**** RAW DATA ****
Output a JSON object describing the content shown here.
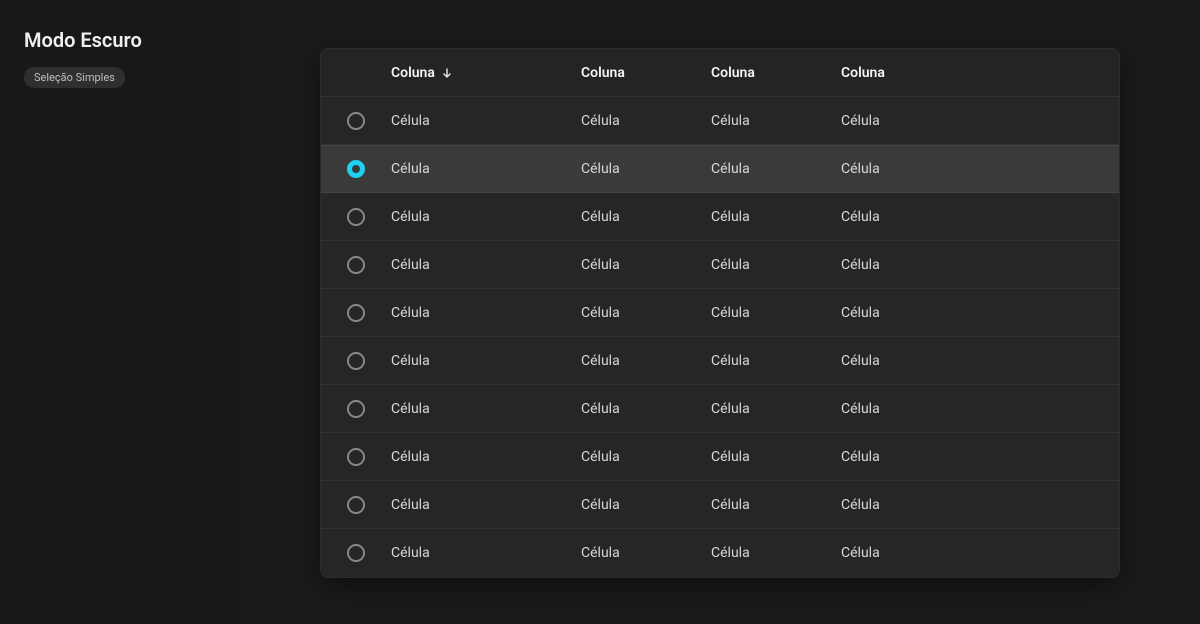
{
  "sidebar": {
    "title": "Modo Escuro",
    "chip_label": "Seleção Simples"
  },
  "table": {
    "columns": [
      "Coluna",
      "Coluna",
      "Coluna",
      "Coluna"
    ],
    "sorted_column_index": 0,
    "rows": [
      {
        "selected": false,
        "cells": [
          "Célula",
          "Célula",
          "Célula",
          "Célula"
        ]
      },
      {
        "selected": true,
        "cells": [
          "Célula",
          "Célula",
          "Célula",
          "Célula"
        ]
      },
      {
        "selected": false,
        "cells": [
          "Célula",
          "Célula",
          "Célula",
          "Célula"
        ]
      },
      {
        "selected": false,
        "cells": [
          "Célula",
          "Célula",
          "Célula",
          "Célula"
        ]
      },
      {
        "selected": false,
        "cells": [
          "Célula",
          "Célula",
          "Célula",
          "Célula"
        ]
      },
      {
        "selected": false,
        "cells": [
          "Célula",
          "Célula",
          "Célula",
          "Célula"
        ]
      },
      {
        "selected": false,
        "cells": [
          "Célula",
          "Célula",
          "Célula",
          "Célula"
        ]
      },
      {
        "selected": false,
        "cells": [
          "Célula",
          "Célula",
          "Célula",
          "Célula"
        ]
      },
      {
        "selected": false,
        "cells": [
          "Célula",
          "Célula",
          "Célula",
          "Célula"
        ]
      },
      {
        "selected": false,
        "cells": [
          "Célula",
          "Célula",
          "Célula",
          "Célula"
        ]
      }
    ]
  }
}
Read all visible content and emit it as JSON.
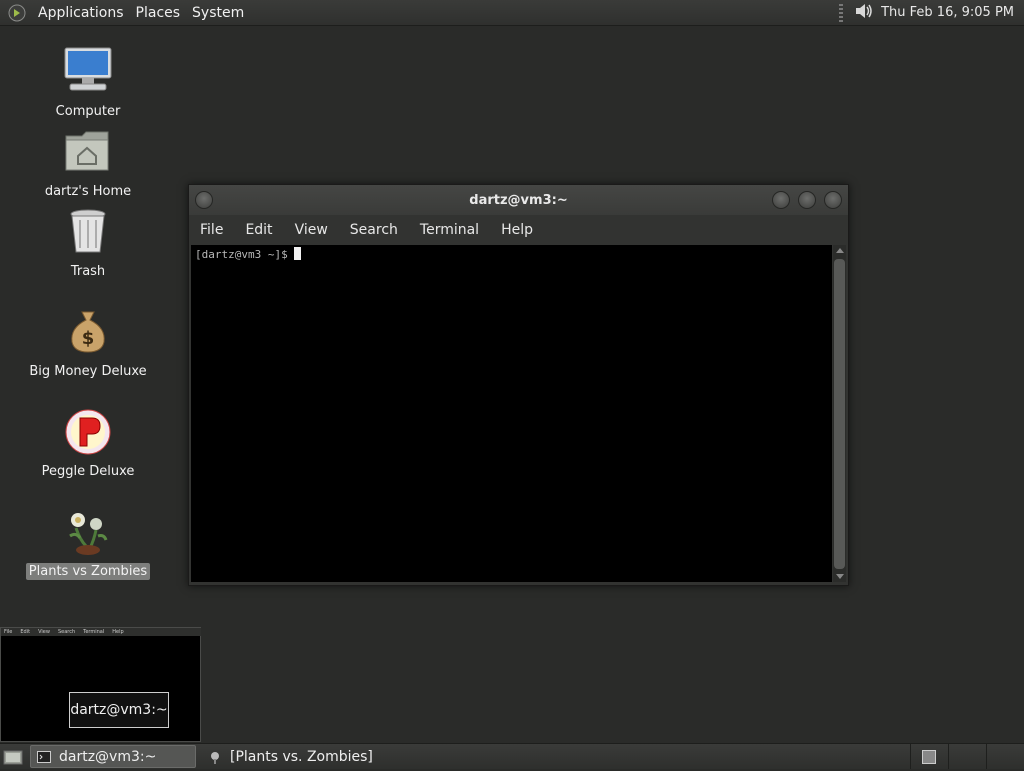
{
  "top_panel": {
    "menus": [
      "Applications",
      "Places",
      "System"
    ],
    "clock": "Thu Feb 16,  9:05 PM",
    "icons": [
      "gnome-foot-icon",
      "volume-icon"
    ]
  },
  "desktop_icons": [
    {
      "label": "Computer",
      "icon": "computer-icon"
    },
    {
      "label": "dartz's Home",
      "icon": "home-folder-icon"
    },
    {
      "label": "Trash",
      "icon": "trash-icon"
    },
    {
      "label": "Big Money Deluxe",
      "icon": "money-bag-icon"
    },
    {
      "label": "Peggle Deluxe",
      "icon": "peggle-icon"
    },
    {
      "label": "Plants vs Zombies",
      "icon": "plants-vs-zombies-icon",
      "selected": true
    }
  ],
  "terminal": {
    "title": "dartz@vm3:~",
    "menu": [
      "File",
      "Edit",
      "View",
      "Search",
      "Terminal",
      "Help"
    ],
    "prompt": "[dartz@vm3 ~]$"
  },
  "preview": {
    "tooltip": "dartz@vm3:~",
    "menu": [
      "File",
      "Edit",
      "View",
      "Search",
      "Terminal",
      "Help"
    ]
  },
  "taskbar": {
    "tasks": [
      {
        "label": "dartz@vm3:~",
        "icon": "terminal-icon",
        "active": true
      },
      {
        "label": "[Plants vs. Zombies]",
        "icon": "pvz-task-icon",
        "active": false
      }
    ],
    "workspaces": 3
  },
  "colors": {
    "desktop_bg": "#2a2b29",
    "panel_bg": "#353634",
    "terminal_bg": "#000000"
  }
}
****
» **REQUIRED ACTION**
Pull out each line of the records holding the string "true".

» **REPLY TO THE EXERCISE**
        "selected": true,
      "selected": true
        "active": true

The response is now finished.